Kids leaving to start college is always a stressful time, and one of the biggest questions on a freshman’s mind is about their new living situation. Whether your kids are moving across the country or staying close to home, they’ll need a space that meets two (sometimes competing) needs: form and functionality. While your first concern may be your kid’s ability to finish assignments at their desk, their first concern is probably less academic and more about style. But with a little effort, you can help your new college student set up a dorm room that meets both needs at the same time. With that in mind, here are some tips and tricks to remember to help your freshman feel right at home, away from home (no crying!).
Dorm rooms are notorious for bare, concrete walls, drab off-white colors, and boring furniture, none of which create a warm and inviting living space. Here are some easy tips and tricks for personalization and decoration.
- Color: If your student’s college allows painting, great! That’s the perfect way to add color to a boring dorm room. Unfortunately, students usually aren’t allowed to paint their dorm room walls, but that doesn’t mean they can’t add color. Wall decals are a recent trend that can easily be used in dorm rooms to create some style, and as the pieces are totally removable, students can take them along when they move on (and you won’t have to buy another set). Ditto for removeable wallpaper. Check out brands like Casart Coverings for easy, stylish options; students can ‘paint’ an accent wall or even use a piece to create a faux headboard for their drab, university-assigned bed.

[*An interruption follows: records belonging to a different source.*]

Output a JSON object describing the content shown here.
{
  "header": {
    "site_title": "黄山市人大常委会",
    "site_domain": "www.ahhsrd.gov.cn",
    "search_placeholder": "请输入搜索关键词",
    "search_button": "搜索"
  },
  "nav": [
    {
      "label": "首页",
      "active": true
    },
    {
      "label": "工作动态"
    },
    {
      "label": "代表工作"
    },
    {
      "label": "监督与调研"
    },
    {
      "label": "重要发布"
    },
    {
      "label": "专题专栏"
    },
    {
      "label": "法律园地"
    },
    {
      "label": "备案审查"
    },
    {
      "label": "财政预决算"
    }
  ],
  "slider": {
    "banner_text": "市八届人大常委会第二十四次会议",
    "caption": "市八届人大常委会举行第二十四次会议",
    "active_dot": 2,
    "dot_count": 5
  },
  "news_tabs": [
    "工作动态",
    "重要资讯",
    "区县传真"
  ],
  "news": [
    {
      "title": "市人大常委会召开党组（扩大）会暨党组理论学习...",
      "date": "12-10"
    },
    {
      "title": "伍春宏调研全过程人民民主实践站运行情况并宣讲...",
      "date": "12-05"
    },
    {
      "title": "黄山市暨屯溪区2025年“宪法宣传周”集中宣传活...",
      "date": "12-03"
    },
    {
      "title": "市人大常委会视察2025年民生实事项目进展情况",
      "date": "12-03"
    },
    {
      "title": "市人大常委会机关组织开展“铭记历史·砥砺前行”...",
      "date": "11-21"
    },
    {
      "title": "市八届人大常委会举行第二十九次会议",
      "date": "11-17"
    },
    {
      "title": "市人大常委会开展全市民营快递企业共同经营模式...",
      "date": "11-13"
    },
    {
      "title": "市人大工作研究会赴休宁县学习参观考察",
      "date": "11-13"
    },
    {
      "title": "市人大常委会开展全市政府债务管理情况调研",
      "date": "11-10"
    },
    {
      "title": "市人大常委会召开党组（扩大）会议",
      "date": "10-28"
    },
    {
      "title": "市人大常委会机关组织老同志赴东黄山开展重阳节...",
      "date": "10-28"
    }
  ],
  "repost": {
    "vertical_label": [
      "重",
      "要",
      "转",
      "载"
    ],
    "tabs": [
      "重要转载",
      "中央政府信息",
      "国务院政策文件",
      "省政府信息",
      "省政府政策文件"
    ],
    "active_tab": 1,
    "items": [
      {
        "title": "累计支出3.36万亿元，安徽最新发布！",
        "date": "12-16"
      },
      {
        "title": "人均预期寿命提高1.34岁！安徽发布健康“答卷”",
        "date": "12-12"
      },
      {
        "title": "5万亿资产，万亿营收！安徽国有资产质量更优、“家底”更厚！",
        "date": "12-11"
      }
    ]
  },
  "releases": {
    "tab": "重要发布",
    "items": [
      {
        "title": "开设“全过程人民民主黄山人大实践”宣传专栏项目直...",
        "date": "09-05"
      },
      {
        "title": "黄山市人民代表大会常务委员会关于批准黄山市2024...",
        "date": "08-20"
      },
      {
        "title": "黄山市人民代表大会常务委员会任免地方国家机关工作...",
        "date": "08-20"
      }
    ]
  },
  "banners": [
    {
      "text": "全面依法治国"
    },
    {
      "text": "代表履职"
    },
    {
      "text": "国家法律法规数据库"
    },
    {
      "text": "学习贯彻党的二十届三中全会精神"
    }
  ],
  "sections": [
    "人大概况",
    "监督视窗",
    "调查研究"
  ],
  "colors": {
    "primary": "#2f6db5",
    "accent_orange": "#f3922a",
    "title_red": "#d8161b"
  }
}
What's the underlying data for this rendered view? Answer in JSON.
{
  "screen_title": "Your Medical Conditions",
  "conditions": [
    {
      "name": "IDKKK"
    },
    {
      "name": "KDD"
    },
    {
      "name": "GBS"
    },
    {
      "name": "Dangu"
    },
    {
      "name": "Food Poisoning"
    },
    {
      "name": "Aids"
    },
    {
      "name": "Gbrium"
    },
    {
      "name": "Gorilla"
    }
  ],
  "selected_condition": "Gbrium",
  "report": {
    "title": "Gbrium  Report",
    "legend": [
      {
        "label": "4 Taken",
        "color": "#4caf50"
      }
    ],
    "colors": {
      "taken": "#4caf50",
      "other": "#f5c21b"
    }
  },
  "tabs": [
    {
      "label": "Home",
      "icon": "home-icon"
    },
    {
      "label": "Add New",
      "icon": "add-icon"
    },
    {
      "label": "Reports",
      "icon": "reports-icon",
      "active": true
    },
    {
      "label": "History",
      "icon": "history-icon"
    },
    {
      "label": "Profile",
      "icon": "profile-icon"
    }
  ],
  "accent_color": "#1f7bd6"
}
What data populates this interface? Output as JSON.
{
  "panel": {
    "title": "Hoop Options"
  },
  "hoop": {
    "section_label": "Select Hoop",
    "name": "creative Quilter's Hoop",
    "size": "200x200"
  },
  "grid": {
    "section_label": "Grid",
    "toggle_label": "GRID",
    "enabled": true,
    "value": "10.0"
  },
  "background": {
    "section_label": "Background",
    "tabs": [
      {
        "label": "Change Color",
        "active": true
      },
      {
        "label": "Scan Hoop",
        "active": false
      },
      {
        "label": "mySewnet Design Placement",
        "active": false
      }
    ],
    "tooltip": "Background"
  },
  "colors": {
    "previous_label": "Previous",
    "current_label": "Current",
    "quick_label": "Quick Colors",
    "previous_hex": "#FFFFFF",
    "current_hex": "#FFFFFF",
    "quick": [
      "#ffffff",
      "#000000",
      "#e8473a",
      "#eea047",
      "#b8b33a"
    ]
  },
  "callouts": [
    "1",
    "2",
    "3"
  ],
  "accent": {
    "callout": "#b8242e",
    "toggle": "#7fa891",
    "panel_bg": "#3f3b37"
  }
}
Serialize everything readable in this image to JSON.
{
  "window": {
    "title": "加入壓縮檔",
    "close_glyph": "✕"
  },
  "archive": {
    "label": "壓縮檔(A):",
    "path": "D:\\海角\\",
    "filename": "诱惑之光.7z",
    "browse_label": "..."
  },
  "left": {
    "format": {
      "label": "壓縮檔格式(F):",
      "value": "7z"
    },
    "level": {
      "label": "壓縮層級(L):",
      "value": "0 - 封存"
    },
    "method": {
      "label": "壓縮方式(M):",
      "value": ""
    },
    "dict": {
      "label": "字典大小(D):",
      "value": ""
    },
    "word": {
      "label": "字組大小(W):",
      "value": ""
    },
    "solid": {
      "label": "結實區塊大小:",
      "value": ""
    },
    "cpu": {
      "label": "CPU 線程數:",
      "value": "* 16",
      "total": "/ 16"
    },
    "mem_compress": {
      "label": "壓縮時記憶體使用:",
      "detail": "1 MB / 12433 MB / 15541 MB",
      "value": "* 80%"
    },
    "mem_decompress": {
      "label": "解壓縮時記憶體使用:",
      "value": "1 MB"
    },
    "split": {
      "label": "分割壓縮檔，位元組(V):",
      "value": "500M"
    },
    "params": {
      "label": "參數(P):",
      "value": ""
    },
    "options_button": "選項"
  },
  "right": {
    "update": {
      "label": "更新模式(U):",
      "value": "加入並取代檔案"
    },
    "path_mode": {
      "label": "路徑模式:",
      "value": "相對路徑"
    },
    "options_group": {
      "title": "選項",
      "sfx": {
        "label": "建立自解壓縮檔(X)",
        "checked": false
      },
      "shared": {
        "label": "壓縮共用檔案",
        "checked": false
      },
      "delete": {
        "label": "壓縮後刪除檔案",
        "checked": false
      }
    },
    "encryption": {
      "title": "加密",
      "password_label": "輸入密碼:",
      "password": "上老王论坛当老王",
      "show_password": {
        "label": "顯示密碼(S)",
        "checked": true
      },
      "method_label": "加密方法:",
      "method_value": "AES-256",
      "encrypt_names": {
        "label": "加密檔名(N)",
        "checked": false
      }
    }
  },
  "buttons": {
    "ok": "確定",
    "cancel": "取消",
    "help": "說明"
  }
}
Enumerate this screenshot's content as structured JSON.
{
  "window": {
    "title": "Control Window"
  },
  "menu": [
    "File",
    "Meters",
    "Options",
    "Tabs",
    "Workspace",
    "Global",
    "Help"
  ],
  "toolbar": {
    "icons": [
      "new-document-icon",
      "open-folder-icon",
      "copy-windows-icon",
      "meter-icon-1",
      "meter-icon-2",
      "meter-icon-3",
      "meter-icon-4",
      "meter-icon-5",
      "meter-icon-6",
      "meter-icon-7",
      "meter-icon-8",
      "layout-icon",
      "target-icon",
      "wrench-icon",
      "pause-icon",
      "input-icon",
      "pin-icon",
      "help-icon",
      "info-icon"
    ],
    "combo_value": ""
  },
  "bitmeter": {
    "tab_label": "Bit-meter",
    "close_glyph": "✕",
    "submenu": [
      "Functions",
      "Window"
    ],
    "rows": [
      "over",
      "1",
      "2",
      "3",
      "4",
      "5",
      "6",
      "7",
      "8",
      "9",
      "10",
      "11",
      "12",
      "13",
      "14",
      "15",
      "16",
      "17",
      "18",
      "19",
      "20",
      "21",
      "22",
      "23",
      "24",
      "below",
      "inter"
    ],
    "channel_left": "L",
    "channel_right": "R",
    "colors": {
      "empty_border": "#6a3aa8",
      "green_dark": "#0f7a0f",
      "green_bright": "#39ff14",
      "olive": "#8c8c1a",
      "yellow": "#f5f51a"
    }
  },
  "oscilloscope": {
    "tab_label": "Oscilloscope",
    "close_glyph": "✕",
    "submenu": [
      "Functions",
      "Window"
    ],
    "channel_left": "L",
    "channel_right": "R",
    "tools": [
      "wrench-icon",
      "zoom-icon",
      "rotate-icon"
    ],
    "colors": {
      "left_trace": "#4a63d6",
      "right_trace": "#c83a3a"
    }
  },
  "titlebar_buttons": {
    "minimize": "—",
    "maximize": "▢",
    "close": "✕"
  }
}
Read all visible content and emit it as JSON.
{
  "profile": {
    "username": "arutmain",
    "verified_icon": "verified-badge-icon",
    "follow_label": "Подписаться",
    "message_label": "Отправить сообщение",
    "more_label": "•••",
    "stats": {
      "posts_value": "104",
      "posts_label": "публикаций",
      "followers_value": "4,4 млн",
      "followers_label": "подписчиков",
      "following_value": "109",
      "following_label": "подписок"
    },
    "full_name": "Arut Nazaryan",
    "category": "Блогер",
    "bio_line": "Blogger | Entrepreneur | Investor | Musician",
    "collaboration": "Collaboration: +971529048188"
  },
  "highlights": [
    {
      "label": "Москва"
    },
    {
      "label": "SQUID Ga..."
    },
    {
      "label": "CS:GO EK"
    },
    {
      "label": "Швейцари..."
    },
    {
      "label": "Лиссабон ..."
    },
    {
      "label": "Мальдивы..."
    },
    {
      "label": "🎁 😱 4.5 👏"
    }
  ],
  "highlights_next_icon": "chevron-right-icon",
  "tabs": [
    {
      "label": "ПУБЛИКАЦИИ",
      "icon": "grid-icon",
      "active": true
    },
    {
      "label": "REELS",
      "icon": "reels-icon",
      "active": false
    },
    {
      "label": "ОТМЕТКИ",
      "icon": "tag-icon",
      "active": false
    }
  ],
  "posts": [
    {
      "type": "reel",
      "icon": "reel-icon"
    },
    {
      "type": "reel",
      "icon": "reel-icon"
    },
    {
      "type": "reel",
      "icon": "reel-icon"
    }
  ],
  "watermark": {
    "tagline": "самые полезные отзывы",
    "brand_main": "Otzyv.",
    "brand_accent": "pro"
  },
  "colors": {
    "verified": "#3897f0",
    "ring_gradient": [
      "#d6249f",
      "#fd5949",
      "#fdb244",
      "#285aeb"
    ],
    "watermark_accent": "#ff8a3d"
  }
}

- Gallery: As excited as new students are, they’re bound to feel a pang or two of homesickness in that first semester. Help them choose photos of family and friends to laminate and organize on a wall (try a grid layout or a circular collage), or frame a bunch and gather them on a shelf for a classy display. Or, hang twine and use clothespins to create a less formal look for their photographs that can be switched out whenever they want.
- Go green: Indoor plants are proven to help you feel happy, and bringing them into a dorm room can help the space feel more comfortable. Companies like Succulent Oasis sell plenty of DIY kits that students can use to grow easy-to-maintain (and hard-to-kill) succulent gardens right in their dorm room.
Along with having no inherent style, dorm rooms also lack enough storage for most students to actually stay clean and organized. But a messy room doesn’t create a great space to be productive and can even prevent A+ work from being done. Set up some extra storage from the get-go to help them stay better organized; your student (and their roommates, and their professors) will thank you.
- Think vertical: Limited floor space may mean your student has to think about creative ways to store their stuff. There may be an option to loft their bed, creating some extra space below for a desk or wardrobe, but if not, definitely invest in bed risers, and look for the type with electrical outlets built in. Suggest using their empty suitcases for roll-out, under-the-bed storage for extra clothes or winter coats. If the school allows it, install shelving above your student’s study area and hooks along the walls for bags or coats, or help them reface existing cabinet doors, permanently or with removable options. Install a combination cork/dry erase board on the wall near the door or above their desk so they have a place to jot down notes, write messages to a roommate, and keep loose papers tacked up and organized.
- Transparent bins: Most students live in a different dorm room each year and are required to take the stuff home over the summers. With this in mind, help your student pack their belongings in transparent bins that come with lids: these will be good for transportation to/from school and for storing stuff through the year, especially if the bins can be stacked up along a wall.
- Hanging storage: If your student’s school is really gung-ho against making changes to the room (putting holes in the walls, bringing in extra furniture), try finding hanging organizers for the closet and for over the door. With lots of transparent compartments and vertical storage, these can help clear precious floor space from shoes, extra clothes, even pens and pencils.